The failings of this part of the budget are largely in what was not included. It is as confounding as it is upsetting that my Coverage For All proposal was excluded. New York would have saved $400 million by offering health coverage to 240,000 New Yorkers for essential care instead of being forced to depend solely on emergency care. The administration’s decision not to seek federal funds to cover this population is not only devastating for immigrant New Yorkers, but fiscally irresponsible.

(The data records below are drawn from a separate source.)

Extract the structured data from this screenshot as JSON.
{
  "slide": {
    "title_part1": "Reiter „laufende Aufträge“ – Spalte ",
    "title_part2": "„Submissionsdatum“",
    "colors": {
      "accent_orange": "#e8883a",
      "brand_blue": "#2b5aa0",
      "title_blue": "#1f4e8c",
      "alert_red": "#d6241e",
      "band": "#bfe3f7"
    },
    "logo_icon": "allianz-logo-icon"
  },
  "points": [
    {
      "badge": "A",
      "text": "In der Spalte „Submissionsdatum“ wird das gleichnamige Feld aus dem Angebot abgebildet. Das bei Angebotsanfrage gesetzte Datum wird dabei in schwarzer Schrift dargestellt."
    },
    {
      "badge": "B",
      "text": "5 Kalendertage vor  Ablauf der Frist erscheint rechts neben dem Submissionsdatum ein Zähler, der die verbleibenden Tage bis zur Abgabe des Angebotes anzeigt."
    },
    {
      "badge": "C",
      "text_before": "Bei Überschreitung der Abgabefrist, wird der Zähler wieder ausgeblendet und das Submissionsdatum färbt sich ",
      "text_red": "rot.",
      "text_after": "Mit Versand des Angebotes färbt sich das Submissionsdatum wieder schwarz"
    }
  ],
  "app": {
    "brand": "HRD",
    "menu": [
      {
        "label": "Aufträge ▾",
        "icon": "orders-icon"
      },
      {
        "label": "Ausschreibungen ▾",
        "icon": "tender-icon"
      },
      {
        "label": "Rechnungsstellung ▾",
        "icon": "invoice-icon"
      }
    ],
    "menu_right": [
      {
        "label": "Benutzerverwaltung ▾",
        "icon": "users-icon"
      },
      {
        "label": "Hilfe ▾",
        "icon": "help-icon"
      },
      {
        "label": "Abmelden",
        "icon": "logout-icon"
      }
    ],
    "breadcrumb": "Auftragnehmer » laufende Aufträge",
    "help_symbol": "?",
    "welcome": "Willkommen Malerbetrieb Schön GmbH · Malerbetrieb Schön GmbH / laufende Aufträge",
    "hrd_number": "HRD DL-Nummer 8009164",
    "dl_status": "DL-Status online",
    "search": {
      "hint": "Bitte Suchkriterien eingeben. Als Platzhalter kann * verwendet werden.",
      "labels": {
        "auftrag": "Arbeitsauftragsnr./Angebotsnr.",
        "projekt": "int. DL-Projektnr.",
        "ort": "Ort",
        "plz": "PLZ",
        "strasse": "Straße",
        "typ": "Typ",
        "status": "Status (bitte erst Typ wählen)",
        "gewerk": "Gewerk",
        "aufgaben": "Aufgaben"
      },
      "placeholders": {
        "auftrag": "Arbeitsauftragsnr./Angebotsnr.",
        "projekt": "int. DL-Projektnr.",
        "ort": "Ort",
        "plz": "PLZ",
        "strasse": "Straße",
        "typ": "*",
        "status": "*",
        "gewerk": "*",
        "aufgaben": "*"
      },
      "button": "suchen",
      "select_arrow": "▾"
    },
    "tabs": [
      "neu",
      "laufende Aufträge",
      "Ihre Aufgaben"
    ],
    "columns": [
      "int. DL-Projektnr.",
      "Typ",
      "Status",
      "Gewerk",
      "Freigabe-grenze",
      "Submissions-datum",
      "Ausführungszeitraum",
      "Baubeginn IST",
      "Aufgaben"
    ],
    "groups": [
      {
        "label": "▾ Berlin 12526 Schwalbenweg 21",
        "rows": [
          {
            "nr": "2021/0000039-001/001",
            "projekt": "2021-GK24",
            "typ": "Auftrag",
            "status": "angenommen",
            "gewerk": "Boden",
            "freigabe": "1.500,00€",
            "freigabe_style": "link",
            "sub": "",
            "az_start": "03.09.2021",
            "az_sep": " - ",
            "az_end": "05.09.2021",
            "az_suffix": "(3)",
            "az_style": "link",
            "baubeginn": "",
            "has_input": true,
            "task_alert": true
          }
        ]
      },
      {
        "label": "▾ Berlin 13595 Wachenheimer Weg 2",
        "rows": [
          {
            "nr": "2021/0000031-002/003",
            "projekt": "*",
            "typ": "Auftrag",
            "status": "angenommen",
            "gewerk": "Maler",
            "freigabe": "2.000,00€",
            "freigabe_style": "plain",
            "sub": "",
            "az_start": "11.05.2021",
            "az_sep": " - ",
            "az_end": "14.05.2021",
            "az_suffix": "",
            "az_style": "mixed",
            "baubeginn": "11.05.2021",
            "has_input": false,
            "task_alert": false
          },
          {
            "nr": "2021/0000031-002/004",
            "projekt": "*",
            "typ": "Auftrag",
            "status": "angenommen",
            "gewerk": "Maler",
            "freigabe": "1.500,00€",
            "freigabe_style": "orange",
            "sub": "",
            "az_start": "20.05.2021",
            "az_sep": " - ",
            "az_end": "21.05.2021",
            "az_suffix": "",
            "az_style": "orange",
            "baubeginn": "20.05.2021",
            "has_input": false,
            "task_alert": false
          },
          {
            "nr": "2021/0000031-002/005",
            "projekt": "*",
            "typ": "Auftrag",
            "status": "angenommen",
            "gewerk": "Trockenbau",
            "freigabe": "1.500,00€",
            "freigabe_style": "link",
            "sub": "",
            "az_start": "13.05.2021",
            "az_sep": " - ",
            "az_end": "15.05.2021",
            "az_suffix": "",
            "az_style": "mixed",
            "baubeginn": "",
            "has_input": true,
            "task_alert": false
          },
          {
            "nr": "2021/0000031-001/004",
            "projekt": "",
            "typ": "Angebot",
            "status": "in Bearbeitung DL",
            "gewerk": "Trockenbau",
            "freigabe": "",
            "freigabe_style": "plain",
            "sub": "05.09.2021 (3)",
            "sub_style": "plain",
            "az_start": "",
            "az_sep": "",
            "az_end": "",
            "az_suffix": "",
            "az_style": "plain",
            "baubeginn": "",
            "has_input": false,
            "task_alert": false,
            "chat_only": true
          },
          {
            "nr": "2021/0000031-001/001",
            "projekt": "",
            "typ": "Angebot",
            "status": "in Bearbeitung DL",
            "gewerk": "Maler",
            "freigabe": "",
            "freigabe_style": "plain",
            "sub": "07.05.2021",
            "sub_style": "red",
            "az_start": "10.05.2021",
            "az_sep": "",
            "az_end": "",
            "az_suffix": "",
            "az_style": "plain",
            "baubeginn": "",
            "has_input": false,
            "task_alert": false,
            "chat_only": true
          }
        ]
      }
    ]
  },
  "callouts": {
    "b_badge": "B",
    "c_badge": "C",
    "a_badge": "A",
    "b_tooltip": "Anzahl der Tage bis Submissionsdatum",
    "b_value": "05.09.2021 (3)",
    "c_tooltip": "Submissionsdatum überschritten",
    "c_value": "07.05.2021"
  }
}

I am dismayed that the Governor decided to move forward with the pharmacy carve out and refused to explore my proposed compromise bill that would have safeguarded our 340B safety-net providers and their vulnerable patients, protected pharmacies financially, and regulated Pharmacy Benefit Managers (PBMs). Additionally, the Governor failed to take the actions necessary to address operational concerns connected to her 340B plan which has already led to reduced healthcare services in our communities. I also find it particularly distressing that the Governor flagrantly disregarded recommendations by the Opioid Settlement Fund (OSF) Board, by choosing to solely direct money to Office of Addiction Services and Supports rather than the Department of Health, the agency that oversees successful harm reduction and public health programs for people who use drugs. If the Governor is serious about ending an overdose epidemic that is deadlier than ever, she will work with us to direct settlement funds to proven harm reduction programs in the neighborhoods that need them.


We pushed back against the Governor’s outlandish proposal to eliminate the cap on New York City charter schools and allowed the reauthorization of only 14 zombie charters. I’m proud that we worked to maintain Foundation Aid funding for our public schools and won millions for school meals and capital funding for libraries. We must continue to push back on the Executive’s attempts to run two education systems instead of investing in the quality public system that most families rely on.

It is short sighted, but not surprising, that the Governor made another attempt to reform bail laws to further criminalize poverty instead of focusing on the services and economic justice we need for safer communities. As leaders, we should focus on living wages, affordable housing, healthcare, and violence intervention programs that prevent crime, as opposed to relenting to fearmongering and misinformation.”


The New York State Climate Justice Working Group recently finalized criteria for disadvantaged communities that will be the first to benefit from the historic Climate Leadership and Community Protection Act (CLCPA) and almost every community I represent in the Bronx meets this criteria. That’s why I fight for policies and programs that support a green economy and combat the health inequities exacerbated by environmental injustice.

This budget includes bold policies to combat climate change, address environmental justice, and reduce emissions. We won major concessions to include the Build Public Renewables Act with real teeth and advance the All-Electric Buildings Act, creating historic pathways for our state to meet the CLCPA goals of zero-emission electricity while ensuring that labor and environmental justice communities have a seat at the table. We’ll also enact a cap-and-invest program that will take emitters to task. I’m proud to be part of a Senate Majority that is committed to implementing policies that will set an example for the nation on investing in clean, sustainable energy infrastructure.


This budget allocates funding for many local initiatives and organizations serving my Bronx constituents including gun violence prevention programs, legal services for vulnerable communities, and landmark cultural institutions.”

District Funding Highlights:

  • $135,000 for Housing Court Answers
  • $290,000 for Mobilization for Justice
  • $250,000 for Bronx Legal Services
  • $15 million in additional funding for legal representation for tenants for a total of $50 million
  • $140,000 for the Hope Program (Sustainable South Bronx)
  • $140,000 for Kingsbridge Riverdale Van Cortland Development Corporation.
  • Increases $20 million for institutions including the New York Botanical Garden and Bronx Zoo
  • $1.5 million for additional gun violence prevention grants.
  • Reappropriates $100.5 million exclusively for the development of the Kingsbridge Armory